Thankfully, reception of her work, which she says is inspired by the colours themselves and the feathers of tropical birds, since she came home three years ago has been wonderful. Stocked in Galway city shop Two Geese and in Forest and Flock in Bantry, Co Cork Ciara has also been busy with private commissions. “Yeah, it has been brilliant,” she smiles.


View this post on Instagram


Sanding up a storm ?

A post shared by Ciara O'Neill (@ciaraoneillart) on

Pouring resin is a science


“I have a cat,” she tells me with a hint of foreboding in her voice. “And he is not allowed in the studio because his fur is guaranteed to find its way onto the painting and land in it.” That’s because, even after Ciara has mixed her dyes into the resin and poured it, the resin will continue to move for up to 24 hours afterwards. “The studio has to be super clean and the surface you’re pouring onto needs to be perfectly flat, otherwise the resin will just slide off,” she explains.

Even then, with the atmosphere just right, the resin can sometimes just decide to do its own thing. “I probably have 80% of an idea of how it’s going to look when I start,” says Ciara. “Sometimes the resin doesn't react the way I want it to react and it ends up a happy surprise.” It’s also almost impossible to replicate a piece because of the resin’s organic movement. “Even if I use the exact same measurements and dyes, pour it the same way and use the blowtorch the same way, it won’t be the same. Because it depends on the heat of the day and so many things you can’t control,” she says. “It’s quite freeing to work that way.”

Related: Urban Outfitters is the interiors shop you've been sleeping on

She began designing jewellery just for herself

Ciara’s interest in jewellery more or less began as a project for herself. “I just couldn’t find the kind of quirky jewellery that I wanted, so I started researching how to make it myself.” But friends and clients began commenting on them and she decided to create a little side to her business.

Photo Martina Regan

She’s setting up a studio

If you won’t get the opportunity to see Ciara’s work at the Irish Design Works or in any of her suppliers, soon enough you’ll be able to make an appointment to meet Ciara in her studio in Co Galway. “To be honest, people are already coming in to see my work but I’m not properly set up yet.”

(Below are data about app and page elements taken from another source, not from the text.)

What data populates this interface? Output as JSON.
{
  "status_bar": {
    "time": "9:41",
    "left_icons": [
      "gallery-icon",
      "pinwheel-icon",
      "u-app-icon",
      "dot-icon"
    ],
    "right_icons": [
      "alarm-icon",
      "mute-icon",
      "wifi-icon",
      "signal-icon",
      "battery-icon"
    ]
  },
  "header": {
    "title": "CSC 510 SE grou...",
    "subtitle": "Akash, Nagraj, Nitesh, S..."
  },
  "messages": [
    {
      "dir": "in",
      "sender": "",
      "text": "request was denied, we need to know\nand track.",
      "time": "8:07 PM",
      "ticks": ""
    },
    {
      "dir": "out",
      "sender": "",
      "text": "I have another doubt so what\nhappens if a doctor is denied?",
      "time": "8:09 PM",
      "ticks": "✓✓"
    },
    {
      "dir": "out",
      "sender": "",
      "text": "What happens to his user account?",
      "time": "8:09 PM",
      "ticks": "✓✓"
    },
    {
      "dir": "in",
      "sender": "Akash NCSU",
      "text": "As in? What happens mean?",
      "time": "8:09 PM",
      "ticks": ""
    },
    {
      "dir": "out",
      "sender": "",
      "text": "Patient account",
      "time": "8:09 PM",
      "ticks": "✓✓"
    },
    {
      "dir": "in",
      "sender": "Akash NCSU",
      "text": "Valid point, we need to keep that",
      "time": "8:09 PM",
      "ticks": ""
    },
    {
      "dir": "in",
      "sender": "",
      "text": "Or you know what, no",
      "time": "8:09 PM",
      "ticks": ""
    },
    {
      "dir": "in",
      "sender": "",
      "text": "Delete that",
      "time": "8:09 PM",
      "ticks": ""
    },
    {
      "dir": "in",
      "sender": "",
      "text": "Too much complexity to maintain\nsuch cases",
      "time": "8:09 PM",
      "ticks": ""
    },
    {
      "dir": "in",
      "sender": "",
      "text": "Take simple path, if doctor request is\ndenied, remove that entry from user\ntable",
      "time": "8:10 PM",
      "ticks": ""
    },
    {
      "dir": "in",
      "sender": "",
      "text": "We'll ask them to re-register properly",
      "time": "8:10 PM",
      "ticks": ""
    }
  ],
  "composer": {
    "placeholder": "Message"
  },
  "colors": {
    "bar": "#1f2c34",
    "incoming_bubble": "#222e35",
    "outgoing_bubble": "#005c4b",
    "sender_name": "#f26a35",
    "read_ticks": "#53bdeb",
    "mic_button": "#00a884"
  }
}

You can see Ciara and her work, along with many other Irish creatives and designers, At Galway’s Irish Design Works showcase in Tribeton from July 15 to 28.

More like this: Take a look inside the July/August issue of Image Interiors & Living

More like this: This Galway canal house gets a bright and modern renovation

More like this: Meet the judges of the Image Interiors & Living Design Awards


The image newsletter